Mindfulness meditation is the psychological process of bringing our attention to experiences occurring in the present moment, which we can develop through meditation. The positive effect of mindfulness is that this meditation slows our pulse, lowers our blood pressure, provides relief from a life riddled with anxiety.
Mandalas and mindfulness allow its followers to know better the “self,” and to ascend to a level of consciousness wherein the self is void of distractions. Praying the rosary is an act of prayer, which issues from grace, and takes attention away from the “self” so that we might focus on Jesus and his mother, Mary. Many Catholics offer the rosary for the special intentions the Holy Father, for the souls in purgatory [who cannot pray for themselves] or, for a specific intention. Sometimes, the intention,for which we pray, actually happens. Thus from the movement of the beads and the words which we articulate on each there sometimes actually accrues: a physical healing, the discernment to know God’s will, sol ace in bereavement,fortitude to deal with a loved one’s addiction,perseverance in living with a chronic illness,
sustained dignity while unemployed, even diminished anxiety.

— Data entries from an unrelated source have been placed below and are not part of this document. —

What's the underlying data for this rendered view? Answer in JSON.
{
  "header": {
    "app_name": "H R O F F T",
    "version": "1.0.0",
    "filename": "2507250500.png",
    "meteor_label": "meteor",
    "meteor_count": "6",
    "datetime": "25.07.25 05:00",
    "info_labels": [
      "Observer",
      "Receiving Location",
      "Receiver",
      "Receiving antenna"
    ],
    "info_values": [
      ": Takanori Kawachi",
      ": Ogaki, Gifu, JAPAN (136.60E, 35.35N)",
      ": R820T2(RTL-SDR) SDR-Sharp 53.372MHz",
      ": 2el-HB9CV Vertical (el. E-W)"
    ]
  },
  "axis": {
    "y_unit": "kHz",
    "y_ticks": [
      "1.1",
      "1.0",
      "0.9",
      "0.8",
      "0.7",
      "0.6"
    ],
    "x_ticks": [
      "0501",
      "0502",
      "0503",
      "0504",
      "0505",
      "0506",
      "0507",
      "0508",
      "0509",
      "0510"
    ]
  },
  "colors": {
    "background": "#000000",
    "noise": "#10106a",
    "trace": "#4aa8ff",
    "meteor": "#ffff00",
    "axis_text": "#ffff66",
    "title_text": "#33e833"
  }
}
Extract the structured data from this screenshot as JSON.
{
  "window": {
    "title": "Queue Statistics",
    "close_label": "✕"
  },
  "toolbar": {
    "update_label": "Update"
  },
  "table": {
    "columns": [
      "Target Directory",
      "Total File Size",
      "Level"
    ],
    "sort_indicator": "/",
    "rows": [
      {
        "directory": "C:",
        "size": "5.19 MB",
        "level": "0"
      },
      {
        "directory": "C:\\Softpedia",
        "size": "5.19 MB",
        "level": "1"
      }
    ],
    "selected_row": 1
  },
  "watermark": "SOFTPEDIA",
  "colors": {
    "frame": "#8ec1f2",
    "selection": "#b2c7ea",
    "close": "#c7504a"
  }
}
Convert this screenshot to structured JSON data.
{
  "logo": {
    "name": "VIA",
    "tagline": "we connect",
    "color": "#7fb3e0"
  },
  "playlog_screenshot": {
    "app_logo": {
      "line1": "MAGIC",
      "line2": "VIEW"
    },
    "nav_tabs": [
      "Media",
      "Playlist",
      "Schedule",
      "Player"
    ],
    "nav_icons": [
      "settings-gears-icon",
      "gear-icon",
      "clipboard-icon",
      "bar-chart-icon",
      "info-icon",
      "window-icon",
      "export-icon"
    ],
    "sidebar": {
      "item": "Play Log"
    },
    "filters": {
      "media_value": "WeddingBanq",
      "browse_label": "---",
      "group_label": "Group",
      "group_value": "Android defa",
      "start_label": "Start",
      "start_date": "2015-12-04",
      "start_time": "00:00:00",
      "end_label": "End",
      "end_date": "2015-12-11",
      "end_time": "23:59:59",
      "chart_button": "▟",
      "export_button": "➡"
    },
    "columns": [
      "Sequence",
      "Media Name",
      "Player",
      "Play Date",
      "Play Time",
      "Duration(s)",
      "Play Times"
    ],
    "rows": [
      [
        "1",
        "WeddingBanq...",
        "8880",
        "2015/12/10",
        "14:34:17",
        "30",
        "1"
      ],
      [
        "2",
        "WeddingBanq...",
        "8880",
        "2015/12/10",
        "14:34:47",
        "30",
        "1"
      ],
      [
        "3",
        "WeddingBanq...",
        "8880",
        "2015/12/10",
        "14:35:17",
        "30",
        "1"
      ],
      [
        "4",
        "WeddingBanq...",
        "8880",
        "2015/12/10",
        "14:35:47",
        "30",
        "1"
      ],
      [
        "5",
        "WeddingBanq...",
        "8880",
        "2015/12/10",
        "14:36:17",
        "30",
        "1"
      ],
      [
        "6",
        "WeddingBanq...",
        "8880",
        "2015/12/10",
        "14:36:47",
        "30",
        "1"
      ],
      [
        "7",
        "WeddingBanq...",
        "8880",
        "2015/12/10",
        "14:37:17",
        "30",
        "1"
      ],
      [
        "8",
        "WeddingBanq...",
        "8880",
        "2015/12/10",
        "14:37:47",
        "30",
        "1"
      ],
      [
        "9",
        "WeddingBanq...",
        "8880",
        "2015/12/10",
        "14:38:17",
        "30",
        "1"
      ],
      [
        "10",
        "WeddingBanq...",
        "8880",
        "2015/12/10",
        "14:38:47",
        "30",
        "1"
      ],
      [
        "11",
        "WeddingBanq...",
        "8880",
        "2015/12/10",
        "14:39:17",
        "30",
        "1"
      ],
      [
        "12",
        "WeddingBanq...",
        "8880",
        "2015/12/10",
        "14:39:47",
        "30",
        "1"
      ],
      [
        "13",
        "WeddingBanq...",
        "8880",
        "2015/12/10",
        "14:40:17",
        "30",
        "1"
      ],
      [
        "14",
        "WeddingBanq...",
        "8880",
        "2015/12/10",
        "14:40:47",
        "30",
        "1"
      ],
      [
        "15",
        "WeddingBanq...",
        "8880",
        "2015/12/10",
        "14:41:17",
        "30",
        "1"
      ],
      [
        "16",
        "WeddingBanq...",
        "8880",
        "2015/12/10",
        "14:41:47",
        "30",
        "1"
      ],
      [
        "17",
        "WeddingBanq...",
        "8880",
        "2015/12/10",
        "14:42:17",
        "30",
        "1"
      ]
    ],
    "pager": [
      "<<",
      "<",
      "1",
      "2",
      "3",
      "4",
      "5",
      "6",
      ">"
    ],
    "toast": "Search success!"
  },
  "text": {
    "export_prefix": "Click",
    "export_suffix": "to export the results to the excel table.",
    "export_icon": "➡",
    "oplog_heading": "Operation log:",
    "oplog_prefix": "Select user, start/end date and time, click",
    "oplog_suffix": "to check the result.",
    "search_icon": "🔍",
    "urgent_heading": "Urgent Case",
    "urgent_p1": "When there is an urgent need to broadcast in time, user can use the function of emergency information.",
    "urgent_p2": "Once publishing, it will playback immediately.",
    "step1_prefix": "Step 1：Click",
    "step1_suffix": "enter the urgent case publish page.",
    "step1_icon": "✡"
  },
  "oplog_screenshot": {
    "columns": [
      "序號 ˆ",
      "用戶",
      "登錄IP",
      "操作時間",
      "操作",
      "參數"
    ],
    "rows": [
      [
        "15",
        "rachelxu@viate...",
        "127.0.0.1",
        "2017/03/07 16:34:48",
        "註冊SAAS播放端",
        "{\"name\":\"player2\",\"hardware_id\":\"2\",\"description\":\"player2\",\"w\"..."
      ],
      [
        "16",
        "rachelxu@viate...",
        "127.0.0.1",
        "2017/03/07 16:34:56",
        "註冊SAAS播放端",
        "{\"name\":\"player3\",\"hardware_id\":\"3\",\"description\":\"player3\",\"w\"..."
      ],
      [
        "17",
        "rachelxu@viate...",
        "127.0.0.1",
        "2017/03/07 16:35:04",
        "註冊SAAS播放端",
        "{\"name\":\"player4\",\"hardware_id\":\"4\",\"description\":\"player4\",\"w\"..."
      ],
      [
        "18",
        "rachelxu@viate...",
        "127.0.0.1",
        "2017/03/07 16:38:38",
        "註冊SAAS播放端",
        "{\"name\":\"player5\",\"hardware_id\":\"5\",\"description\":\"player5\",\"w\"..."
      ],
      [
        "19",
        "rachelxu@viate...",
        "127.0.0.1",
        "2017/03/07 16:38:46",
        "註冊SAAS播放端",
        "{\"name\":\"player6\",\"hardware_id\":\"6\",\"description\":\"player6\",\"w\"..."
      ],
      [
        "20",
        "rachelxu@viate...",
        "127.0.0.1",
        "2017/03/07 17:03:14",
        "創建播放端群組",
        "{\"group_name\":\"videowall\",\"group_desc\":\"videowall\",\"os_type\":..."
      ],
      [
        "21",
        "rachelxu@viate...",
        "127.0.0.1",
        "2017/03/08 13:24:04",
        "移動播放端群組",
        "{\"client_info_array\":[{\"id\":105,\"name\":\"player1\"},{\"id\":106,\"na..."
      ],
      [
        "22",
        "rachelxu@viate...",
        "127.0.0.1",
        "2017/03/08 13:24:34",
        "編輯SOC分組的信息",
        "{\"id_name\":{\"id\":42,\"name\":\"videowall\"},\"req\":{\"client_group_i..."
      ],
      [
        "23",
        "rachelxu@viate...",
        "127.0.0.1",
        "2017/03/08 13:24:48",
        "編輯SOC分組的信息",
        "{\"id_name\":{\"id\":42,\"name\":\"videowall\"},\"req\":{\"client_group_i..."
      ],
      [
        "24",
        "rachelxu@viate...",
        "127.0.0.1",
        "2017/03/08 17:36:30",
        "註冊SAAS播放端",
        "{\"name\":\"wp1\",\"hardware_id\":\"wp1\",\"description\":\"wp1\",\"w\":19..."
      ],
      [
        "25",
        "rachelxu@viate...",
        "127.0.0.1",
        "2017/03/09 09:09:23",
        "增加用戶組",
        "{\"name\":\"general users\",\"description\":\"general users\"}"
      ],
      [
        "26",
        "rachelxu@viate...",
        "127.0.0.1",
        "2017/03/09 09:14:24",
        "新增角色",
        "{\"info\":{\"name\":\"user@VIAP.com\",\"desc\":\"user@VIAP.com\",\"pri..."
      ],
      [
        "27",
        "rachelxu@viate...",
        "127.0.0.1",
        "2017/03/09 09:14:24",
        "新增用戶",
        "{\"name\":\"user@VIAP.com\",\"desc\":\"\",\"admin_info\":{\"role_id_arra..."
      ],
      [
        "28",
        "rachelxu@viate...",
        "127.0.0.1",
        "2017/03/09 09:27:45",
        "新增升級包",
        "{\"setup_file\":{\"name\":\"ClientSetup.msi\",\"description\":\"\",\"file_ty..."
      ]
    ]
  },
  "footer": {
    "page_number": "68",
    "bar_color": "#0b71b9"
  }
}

We would never pick up these holy beads unless God had first inspired in us the desire to pray with this sacramental. Our cooperation with God’s will, in this case, prompting us to pray the rosary inevitably leads to good things. In the rhythm of repetitive prayer, be it the Our Father, the Ave or Glory Be, our mind is taken off our “self,” we journey through meditation on mysteries of our faith, be these joyful, sorrowful, glorious or luminous. For the 15 or so minutes that we pray the rosary, either individually or in agroup, our minds are drawn to the realm of the supernatural wherein we are free from the constraints of time, matter and the complexities of life in an imperfect world. As we reflect on what we pray, bead by bead, decade after decade, our souls transcend this world and ascend briefly to the world to which we aspire. There, we gaze upon Jesus and Mary who instill in our hearts that they are still very much present in our lives and are committed to the well-being of the Church militant in its present struggles.
Often, the recitation of the rosary is the prayer of choice at a wake service for the repose of the soul of the decedent. At other times, Catholics have been known to offer rosaries as spiritual bouquets to express gratitude to the Blessed Mother for her intercession. Some pray the rosary to implore the assistance of a saint. Still others recite the rosary as a tangible way to thank the Lord Jesus for favors received.
Praying the rosary may not slow down our pulse, or lower our blood pressure or rid us of anxiety but, who knows, it may just get us or someone else one step closer to Heaven. This is something neither the mandalas nor mindfulness would ever claim to do.
Father Comandini is managing editor of “The Catholic Spirit”